Segment Start: INFORMATION
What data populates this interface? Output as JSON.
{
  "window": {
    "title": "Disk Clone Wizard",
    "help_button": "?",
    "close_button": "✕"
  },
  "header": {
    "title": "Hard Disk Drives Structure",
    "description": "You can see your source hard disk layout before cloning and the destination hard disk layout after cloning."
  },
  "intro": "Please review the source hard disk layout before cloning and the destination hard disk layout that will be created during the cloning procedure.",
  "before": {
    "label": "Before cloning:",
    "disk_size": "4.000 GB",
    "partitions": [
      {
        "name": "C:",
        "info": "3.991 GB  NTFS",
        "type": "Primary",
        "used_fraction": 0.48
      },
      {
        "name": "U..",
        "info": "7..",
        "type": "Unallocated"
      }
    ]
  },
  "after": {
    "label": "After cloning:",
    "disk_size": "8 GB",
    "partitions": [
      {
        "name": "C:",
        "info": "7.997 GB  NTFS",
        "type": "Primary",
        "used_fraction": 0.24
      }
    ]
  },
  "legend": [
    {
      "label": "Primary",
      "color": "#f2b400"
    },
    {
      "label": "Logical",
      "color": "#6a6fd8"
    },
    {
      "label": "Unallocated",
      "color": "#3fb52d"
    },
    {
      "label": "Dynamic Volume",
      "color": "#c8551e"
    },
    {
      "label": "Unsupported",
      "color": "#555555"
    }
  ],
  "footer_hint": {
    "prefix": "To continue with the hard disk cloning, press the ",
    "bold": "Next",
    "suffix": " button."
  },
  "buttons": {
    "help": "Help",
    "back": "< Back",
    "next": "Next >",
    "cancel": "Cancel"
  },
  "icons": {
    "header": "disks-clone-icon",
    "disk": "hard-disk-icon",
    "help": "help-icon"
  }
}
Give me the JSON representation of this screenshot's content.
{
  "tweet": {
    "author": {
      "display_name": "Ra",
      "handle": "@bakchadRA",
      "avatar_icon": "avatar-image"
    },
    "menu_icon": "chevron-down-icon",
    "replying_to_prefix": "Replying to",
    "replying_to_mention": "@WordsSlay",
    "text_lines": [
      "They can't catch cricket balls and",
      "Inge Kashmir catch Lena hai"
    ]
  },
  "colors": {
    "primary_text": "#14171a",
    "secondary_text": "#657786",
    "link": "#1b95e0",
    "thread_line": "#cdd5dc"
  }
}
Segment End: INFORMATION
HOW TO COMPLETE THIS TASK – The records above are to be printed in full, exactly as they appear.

EXERCISE RESULT –
What data populates this interface? Output as JSON.
{
  "window": {
    "title": "Disk Clone Wizard",
    "help_button": "?",
    "close_button": "✕"
  },
  "header": {
    "title": "Hard Disk Drives Structure",
    "description": "You can see your source hard disk layout before cloning and the destination hard disk layout after cloning."
  },
  "intro": "Please review the source hard disk layout before cloning and the destination hard disk layout that will be created during the cloning procedure.",
  "before": {
    "label": "Before cloning:",
    "disk_size": "4.000 GB",
    "partitions": [
      {
        "name": "C:",
        "info": "3.991 GB  NTFS",
        "type": "Primary",
        "used_fraction": 0.48
      },
      {
        "name": "U..",
        "info": "7..",
        "type": "Unallocated"
      }
    ]
  },
  "after": {
    "label": "After cloning:",
    "disk_size": "8 GB",
    "partitions": [
      {
        "name": "C:",
        "info": "7.997 GB  NTFS",
        "type": "Primary",
        "used_fraction": 0.24
      }
    ]
  },
  "legend": [
    {
      "label": "Primary",
      "color": "#f2b400"
    },
    {
      "label": "Logical",
      "color": "#6a6fd8"
    },
    {
      "label": "Unallocated",
      "color": "#3fb52d"
    },
    {
      "label": "Dynamic Volume",
      "color": "#c8551e"
    },
    {
      "label": "Unsupported",
      "color": "#555555"
    }
  ],
  "footer_hint": {
    "prefix": "To continue with the hard disk cloning, press the ",
    "bold": "Next",
    "suffix": " button."
  },
  "buttons": {
    "help": "Help",
    "back": "< Back",
    "next": "Next >",
    "cancel": "Cancel"
  },
  "icons": {
    "header": "disks-clone-icon",
    "disk": "hard-disk-icon",
    "help": "help-icon"
  }
}
Give me the JSON representation of this screenshot's content.
{
  "tweet": {
    "author": {
      "display_name": "Ra",
      "handle": "@bakchadRA",
      "avatar_icon": "avatar-image"
    },
    "menu_icon": "chevron-down-icon",
    "replying_to_prefix": "Replying to",
    "replying_to_mention": "@WordsSlay",
    "text_lines": [
      "They can't catch cricket balls and",
      "Inge Kashmir catch Lena hai"
    ]
  },
  "colors": {
    "primary_text": "#14171a",
    "secondary_text": "#657786",
    "link": "#1b95e0",
    "thread_line": "#cdd5dc"
  }
}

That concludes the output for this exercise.